The increased field of view and/or throughput provided by 25 Megapixel Cameras can only be a real benefit for inspection and metrology applications with uniform images and linear pixel response. Active Sensor Control (ASC) is an automated way in a camera to correct for various deviating pixel conditions in an image sensor, such as fixed pattern noise (FPN), photo response non-uniformity (PRNU), shading, among others. With ultra high-resolution cameras, the impact of these effects can be even greater. For more background information on Active Sensor Control and how to test it in your system, please click the links to the previous blogs.
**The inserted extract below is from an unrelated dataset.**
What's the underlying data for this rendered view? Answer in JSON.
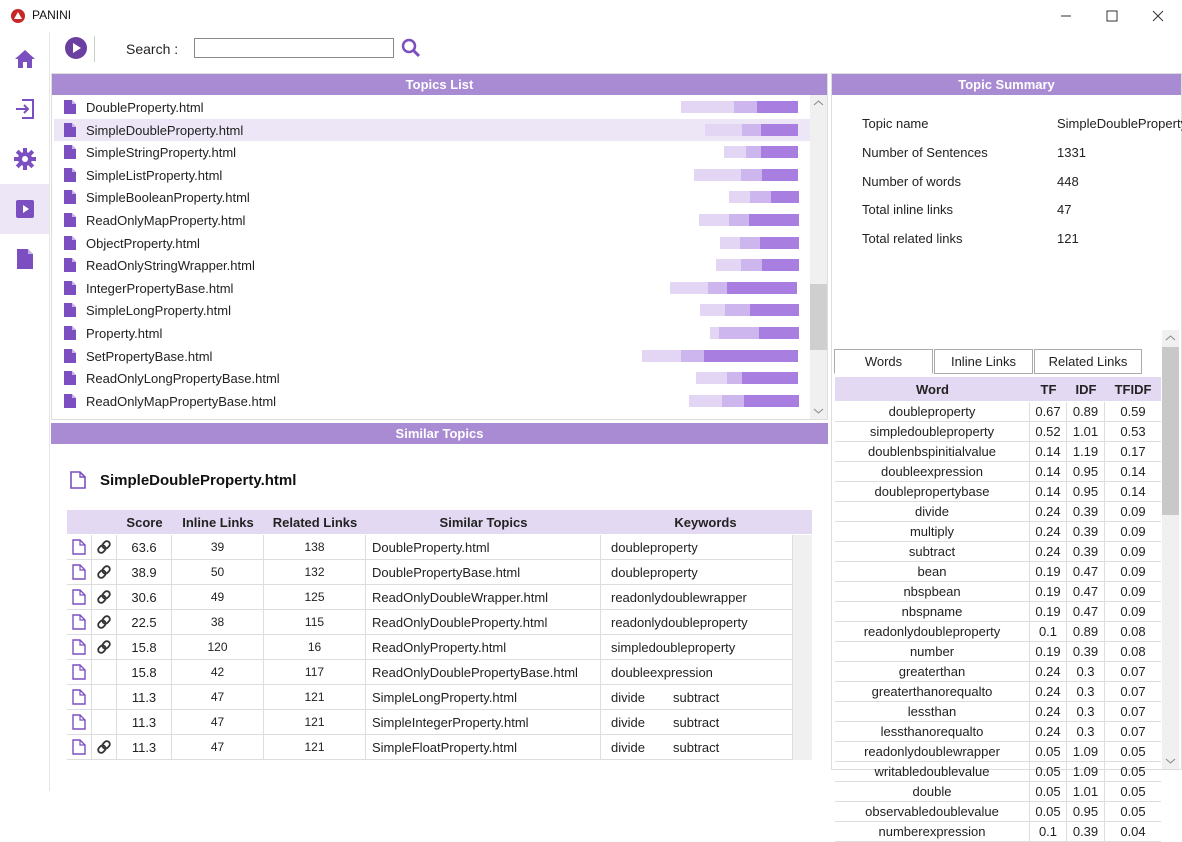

With optical measurement applications, the accuracy can depend on the reliability of the pixel information. ASC provides the most usable pixels in a VITA 25K image sensor based system. This is not simply just a factory process of mapping a pixel to be defective when it slightly misbehaves and remapping it with its nearest neighbors.
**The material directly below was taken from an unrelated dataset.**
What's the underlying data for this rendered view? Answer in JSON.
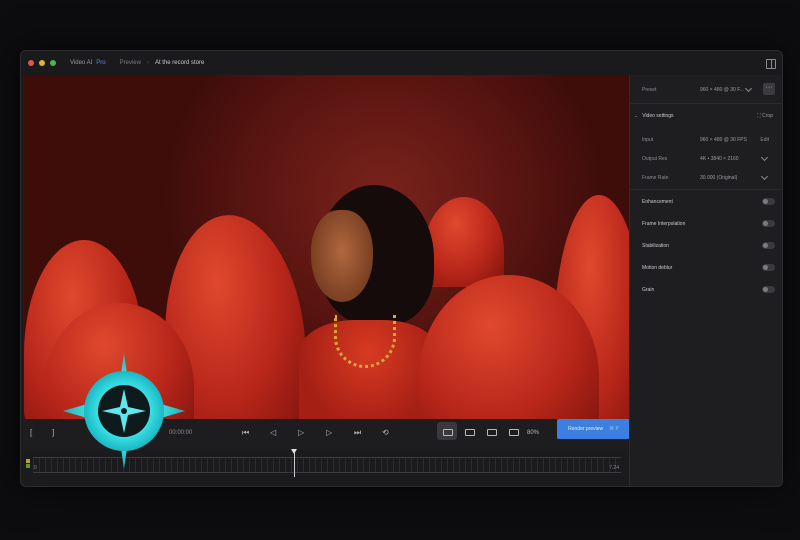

In a 25 Megapixel CMOS machine vision camera, there can be up to 10000 classical defect pixels. When the ASC feature is used in a system, we have seen a reduction of up to 10 times in real defect pixels. The goal is to make sure the metrology information in the image is preserved. Here we provide some system scenarios when this can be most beneficial.
There can be a lot of factors found in a system that influence the image performance. Here are some examples of common issues for when ASC can be of great help:
- Changing temperature: ASC can keep the image useable over a wider temperature range and with a short recalibration time.
- Different camera timing settings used: When you need to change the camera timing in your system, for example 2 ranges of integration times (or more) are used, two sets of calibration data (or more) can be stored in the RAM memory for switching to a different set with just a serial command, from frame to frame.
- Switching between multiple lenses: With multiple lenses, you need a uniform light level for your measurements. Once the desired light is set up, a calibration can be run for each lens. You can then run your measurements with alternating lenses and calibration sets. In machine vision this is known as a global Flat Field Calibration to compensate for lens and lighting effects. ASC has this feature integrated in the algorithm (it is only one small part) to get the best out of every image.
- Changing light/wavelength conditions: When light hits the sensor, it can behave differently for each wavelength. If this affects your image quality, ASC can be completed at the different conditions and then applied to get the best image.
- Better linearity required in brightfield: If the dark behavior of the camera is okay, but in brightfield use there is less linearity than you need for your measuring application, you can add a brightfield calibration through ASC for improved linearity.
More usable pixels enable the system performance enhancements desired from 25 Megapixel cameras. Active Sensor Control provides the most usable pixels, even under demanding system conditions.